NEVER INFLATE TO MAXIMUM TIRE PRESSURE! There is a common misunderstanding that a tire's pressure is stamped on the sidewall. In actuality, this pressure stamped on a tire's sidewall is the MAXIMUM COLD PRESSURE that the tire will safely hold. Many tires are rated for a maximum cold pressure of 44 psi, to allow the tires to be used on a wide variety of vehicles. Some vehicles may only require 30 psi cold pressure, others may require 38 psi cold pressure. In both cases, this cold pressure is less than the tire's MAXIMUM cold pressure, so the tire can safely be installed on these vehicles. Tires should be inflated according to the manufacturer's cold specifications as described in steps 1 thru 3 above, not the maximum pressure stamped on the sidewall of the tire.
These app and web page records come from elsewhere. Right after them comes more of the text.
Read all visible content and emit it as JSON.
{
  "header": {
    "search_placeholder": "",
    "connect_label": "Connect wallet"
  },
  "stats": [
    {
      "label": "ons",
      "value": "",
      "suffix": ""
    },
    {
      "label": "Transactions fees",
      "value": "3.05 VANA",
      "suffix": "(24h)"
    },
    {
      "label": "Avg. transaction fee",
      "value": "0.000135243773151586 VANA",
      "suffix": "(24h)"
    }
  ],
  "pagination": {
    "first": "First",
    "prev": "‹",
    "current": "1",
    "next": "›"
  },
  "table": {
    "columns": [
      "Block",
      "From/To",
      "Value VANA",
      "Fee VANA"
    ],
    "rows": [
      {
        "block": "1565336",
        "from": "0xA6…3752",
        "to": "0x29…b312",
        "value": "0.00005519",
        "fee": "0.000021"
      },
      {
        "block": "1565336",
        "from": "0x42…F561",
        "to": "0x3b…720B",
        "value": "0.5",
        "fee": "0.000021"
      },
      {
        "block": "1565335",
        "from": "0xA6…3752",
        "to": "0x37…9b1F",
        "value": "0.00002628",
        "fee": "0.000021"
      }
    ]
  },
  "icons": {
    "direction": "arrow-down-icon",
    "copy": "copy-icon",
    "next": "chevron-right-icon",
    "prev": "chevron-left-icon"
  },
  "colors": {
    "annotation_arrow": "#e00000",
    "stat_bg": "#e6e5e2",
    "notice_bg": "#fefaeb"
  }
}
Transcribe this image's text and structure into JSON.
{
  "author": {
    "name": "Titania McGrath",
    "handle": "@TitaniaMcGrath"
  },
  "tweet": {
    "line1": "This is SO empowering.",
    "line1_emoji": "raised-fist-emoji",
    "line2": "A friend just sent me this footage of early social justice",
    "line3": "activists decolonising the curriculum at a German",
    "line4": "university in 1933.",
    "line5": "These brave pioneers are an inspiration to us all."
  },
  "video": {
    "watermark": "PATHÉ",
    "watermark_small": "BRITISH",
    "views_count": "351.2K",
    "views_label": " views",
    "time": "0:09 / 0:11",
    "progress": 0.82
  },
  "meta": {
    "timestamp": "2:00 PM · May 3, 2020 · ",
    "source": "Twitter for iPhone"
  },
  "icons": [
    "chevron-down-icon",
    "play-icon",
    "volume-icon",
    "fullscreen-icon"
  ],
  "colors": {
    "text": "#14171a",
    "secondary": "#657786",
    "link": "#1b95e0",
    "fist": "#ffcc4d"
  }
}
- check Over-inflated tires, even those inflated to maximum pressure, will cause problems with ride comfort, stability and handling, uneven wear, and potential tire failure.
- check Under-inflated tires will also cause these same problems, but under-inflated tires have greater potential for tire failure.
- check When in doubt about your tires, stop by your local reputable tire dealer and inquire at the desk. They will be happy to check your tires and tire pressure.
- close NEVER inflate a tire beyond its maximum rating!
- close NEVER drive a tire that is severely over- or under-inflated, or it may fail and blow out!
- close ALWAYS have your tires installed by a trained and certified tire professional.